[Dataset rows describing interfaces]
***

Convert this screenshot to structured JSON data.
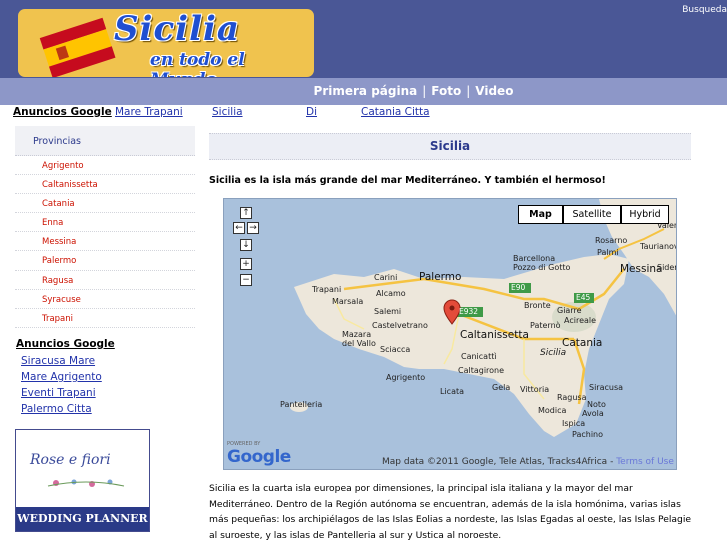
{
  "header": {
    "logo_title": "Sicilia",
    "logo_subtitle": "en todo el Mundo",
    "search_link": "Busqueda",
    "colors": {
      "header_bg": "#4a5796",
      "nav_bg": "#8d97c8",
      "logo_bg": "#f0c34e"
    }
  },
  "nav": {
    "items": [
      "Primera página",
      "Foto",
      "Video"
    ],
    "separator": "|"
  },
  "adbar": {
    "title": "Anuncios Google",
    "links": [
      "Mare Trapani",
      "Sicilia",
      "Di",
      "Catania Citta"
    ]
  },
  "sidebar": {
    "heading": "Provincias",
    "provinces": [
      "Agrigento",
      "Caltanissetta",
      "Catania",
      "Enna",
      "Messina",
      "Palermo",
      "Ragusa",
      "Syracuse",
      "Trapani"
    ]
  },
  "ads2": {
    "title": "Anuncios Google",
    "links": [
      "Siracusa Mare",
      "Mare Agrigento",
      "Eventi Trapani",
      "Palermo Citta"
    ]
  },
  "banner": {
    "logo_text": "Rose e fiori",
    "caption": "WEDDING PLANNER"
  },
  "content": {
    "heading": "Sicilia",
    "lead": "Sicilia es la isla más grande del mar Mediterráneo. Y también el hermoso!",
    "body": "Sicilia es la cuarta isla europea por dimensiones, la principal isla italiana y la mayor del mar Mediterráneo. Dentro de la Región autónoma se encuentran, además de la isla homónima, varias islas más pequeñas: los archipiélagos de las Islas Eolias a nordeste, las Islas Egadas al oeste, las Islas Pelagie al suroeste, y las islas de Pantelleria al sur y Ustica al noroeste."
  },
  "map": {
    "type_buttons": [
      "Map",
      "Satellite",
      "Hybrid"
    ],
    "selected_type": "Map",
    "controls": {
      "up": "↑",
      "left": "←",
      "right": "→",
      "down": "↓",
      "zoom_in": "+",
      "zoom_out": "−"
    },
    "powered_by": "POWERED BY",
    "google": "Google",
    "data_text": "Map data ©2011 Google, Tele Atlas, Tracks4Africa -",
    "terms": "Terms of Use",
    "road_labels": [
      "E90",
      "E932",
      "E45"
    ],
    "places": {
      "palermo": "Palermo",
      "catania": "Catania",
      "caltanissetta": "Caltanissetta",
      "messina": "Messina",
      "trapani": "Trapani",
      "marsala": "Marsala",
      "agrigento": "Agrigento",
      "siracusa": "Siracusa",
      "ragusa": "Ragusa",
      "gela": "Gela",
      "vittoria": "Vittoria",
      "noto": "Noto",
      "paterno": "Paternò",
      "caltagirone": "Caltagirone",
      "acireale": "Acireale",
      "giarre": "Giarre",
      "bronte": "Bronte",
      "sicilia": "Sicilia",
      "barcellona": "Barcellona Pozzo di Gotto",
      "rosarno": "Rosarno",
      "taurianova": "Taurianov",
      "palmi": "Palmi",
      "siderno": "Siderno",
      "carini": "Carini",
      "alcamo": "Alcamo",
      "salemi": "Salemi",
      "castelvetrano": "Castelvetrano",
      "mazara": "Mazara del Vallo",
      "sciacca": "Sciacca",
      "canicatti": "Canicattì",
      "licata": "Licata",
      "modica": "Modica",
      "avola": "Avola",
      "ispica": "Ispica",
      "pachino": "Pachino",
      "pantelleria": "Pantelleria",
      "valentia": "Valentia"
    }
  }
}
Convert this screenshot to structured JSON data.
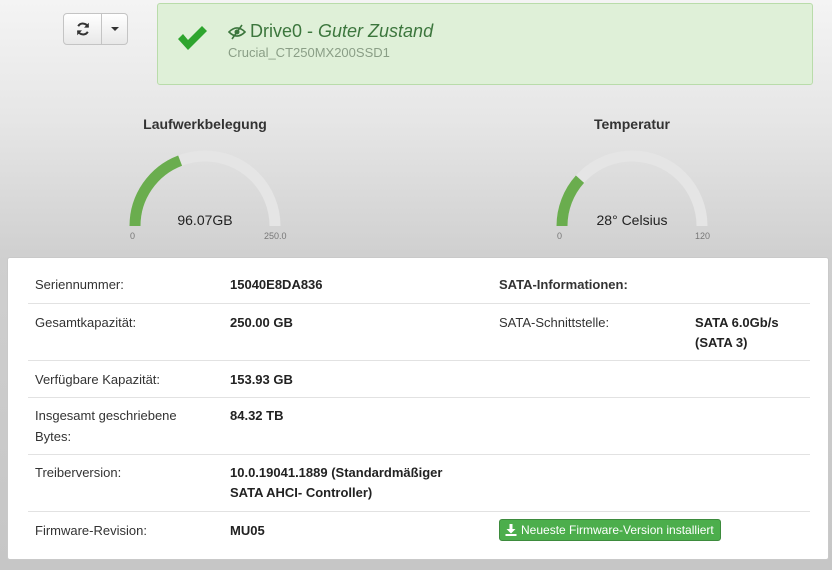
{
  "toolbar": {
    "refresh_icon": "refresh-icon",
    "dropdown_icon": "caret-down-icon"
  },
  "status": {
    "drive": "Drive0",
    "separator": " - ",
    "state": "Guter Zustand",
    "model": "Crucial_CT250MX200SSD1",
    "status_color": "#3c763d",
    "icon": "checkmark-icon"
  },
  "gauges": {
    "usage": {
      "title": "Laufwerkbelegung",
      "value_text": "96.07GB",
      "value": 96.07,
      "min": "0",
      "max": "250.0",
      "max_value": 250.0,
      "color": "#6aad4e"
    },
    "temperature": {
      "title": "Temperatur",
      "value_text": "28° Celsius",
      "value": 28,
      "min": "0",
      "max": "120",
      "max_value": 120,
      "color": "#6aad4e"
    }
  },
  "details": {
    "serial_label": "Seriennummer:",
    "serial_value": "15040E8DA836",
    "capacity_label": "Gesamtkapazität:",
    "capacity_value": "250.00 GB",
    "free_label": "Verfügbare Kapazität:",
    "free_value": "153.93 GB",
    "written_label_1": "Insgesamt geschriebene",
    "written_label_2": "Bytes:",
    "written_value": "84.32 TB",
    "driver_label": "Treiberversion:",
    "driver_value_1": "10.0.19041.1889 (Standardmäßiger",
    "driver_value_2": "SATA AHCI- Controller)",
    "firmware_label": "Firmware-Revision:",
    "firmware_value": "MU05",
    "sata_header": "SATA-Informationen:",
    "sata_iface_label": "SATA-Schnittstelle:",
    "sata_iface_value_1": "SATA 6.0Gb/s",
    "sata_iface_value_2": "(SATA 3)",
    "firmware_button": "Neueste Firmware-Version installiert"
  }
}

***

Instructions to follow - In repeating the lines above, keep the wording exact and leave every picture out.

The answer -
Convert this screenshot to structured JSON data.
{
  "header": {
    "logo_title": "Sicilia",
    "logo_subtitle": "en todo el Mundo",
    "search_link": "Busqueda",
    "colors": {
      "header_bg": "#4a5796",
      "nav_bg": "#8d97c8",
      "logo_bg": "#f0c34e"
    }
  },
  "nav": {
    "items": [
      "Primera página",
      "Foto",
      "Video"
    ],
    "separator": "|"
  },
  "adbar": {
    "title": "Anuncios Google",
    "links": [
      "Mare Trapani",
      "Sicilia",
      "Di",
      "Catania Citta"
    ]
  },
  "sidebar": {
    "heading": "Provincias",
    "provinces": [
      "Agrigento",
      "Caltanissetta",
      "Catania",
      "Enna",
      "Messina",
      "Palermo",
      "Ragusa",
      "Syracuse",
      "Trapani"
    ]
  },
  "ads2": {
    "title": "Anuncios Google",
    "links": [
      "Siracusa Mare",
      "Mare Agrigento",
      "Eventi Trapani",
      "Palermo Citta"
    ]
  },
  "banner": {
    "logo_text": "Rose e fiori",
    "caption": "WEDDING PLANNER"
  },
  "content": {
    "heading": "Sicilia",
    "lead": "Sicilia es la isla más grande del mar Mediterráneo. Y también el hermoso!",
    "body": "Sicilia es la cuarta isla europea por dimensiones, la principal isla italiana y la mayor del mar Mediterráneo. Dentro de la Región autónoma se encuentran, además de la isla homónima, varias islas más pequeñas: los archipiélagos de las Islas Eolias a nordeste, las Islas Egadas al oeste, las Islas Pelagie al suroeste, y las islas de Pantelleria al sur y Ustica al noroeste."
  },
  "map": {
    "type_buttons": [
      "Map",
      "Satellite",
      "Hybrid"
    ],
    "selected_type": "Map",
    "controls": {
      "up": "↑",
      "left": "←",
      "right": "→",
      "down": "↓",
      "zoom_in": "+",
      "zoom_out": "−"
    },
    "powered_by": "POWERED BY",
    "google": "Google",
    "data_text": "Map data ©2011 Google, Tele Atlas, Tracks4Africa -",
    "terms": "Terms of Use",
    "road_labels": [
      "E90",
      "E932",
      "E45"
    ],
    "places": {
      "palermo": "Palermo",
      "catania": "Catania",
      "caltanissetta": "Caltanissetta",
      "messina": "Messina",
      "trapani": "Trapani",
      "marsala": "Marsala",
      "agrigento": "Agrigento",
      "siracusa": "Siracusa",
      "ragusa": "Ragusa",
      "gela": "Gela",
      "vittoria": "Vittoria",
      "noto": "Noto",
      "paterno": "Paternò",
      "caltagirone": "Caltagirone",
      "acireale": "Acireale",
      "giarre": "Giarre",
      "bronte": "Bronte",
      "sicilia": "Sicilia",
      "barcellona": "Barcellona Pozzo di Gotto",
      "rosarno": "Rosarno",
      "taurianova": "Taurianov",
      "palmi": "Palmi",
      "siderno": "Siderno",
      "carini": "Carini",
      "alcamo": "Alcamo",
      "salemi": "Salemi",
      "castelvetrano": "Castelvetrano",
      "mazara": "Mazara del Vallo",
      "sciacca": "Sciacca",
      "canicatti": "Canicattì",
      "licata": "Licata",
      "modica": "Modica",
      "avola": "Avola",
      "ispica": "Ispica",
      "pachino": "Pachino",
      "pantelleria": "Pantelleria",
      "valentia": "Valentia"
    }
  }
}
Convert this screenshot to structured JSON data.
{
  "toolbar": {
    "refresh_icon": "refresh-icon",
    "dropdown_icon": "caret-down-icon"
  },
  "status": {
    "drive": "Drive0",
    "separator": " - ",
    "state": "Guter Zustand",
    "model": "Crucial_CT250MX200SSD1",
    "status_color": "#3c763d",
    "icon": "checkmark-icon"
  },
  "gauges": {
    "usage": {
      "title": "Laufwerkbelegung",
      "value_text": "96.07GB",
      "value": 96.07,
      "min": "0",
      "max": "250.0",
      "max_value": 250.0,
      "color": "#6aad4e"
    },
    "temperature": {
      "title": "Temperatur",
      "value_text": "28° Celsius",
      "value": 28,
      "min": "0",
      "max": "120",
      "max_value": 120,
      "color": "#6aad4e"
    }
  },
  "details": {
    "serial_label": "Seriennummer:",
    "serial_value": "15040E8DA836",
    "capacity_label": "Gesamtkapazität:",
    "capacity_value": "250.00 GB",
    "free_label": "Verfügbare Kapazität:",
    "free_value": "153.93 GB",
    "written_label_1": "Insgesamt geschriebene",
    "written_label_2": "Bytes:",
    "written_value": "84.32 TB",
    "driver_label": "Treiberversion:",
    "driver_value_1": "10.0.19041.1889 (Standardmäßiger",
    "driver_value_2": "SATA AHCI- Controller)",
    "firmware_label": "Firmware-Revision:",
    "firmware_value": "MU05",
    "sata_header": "SATA-Informationen:",
    "sata_iface_label": "SATA-Schnittstelle:",
    "sata_iface_value_1": "SATA 6.0Gb/s",
    "sata_iface_value_2": "(SATA 3)",
    "firmware_button": "Neueste Firmware-Version installiert"
  }
}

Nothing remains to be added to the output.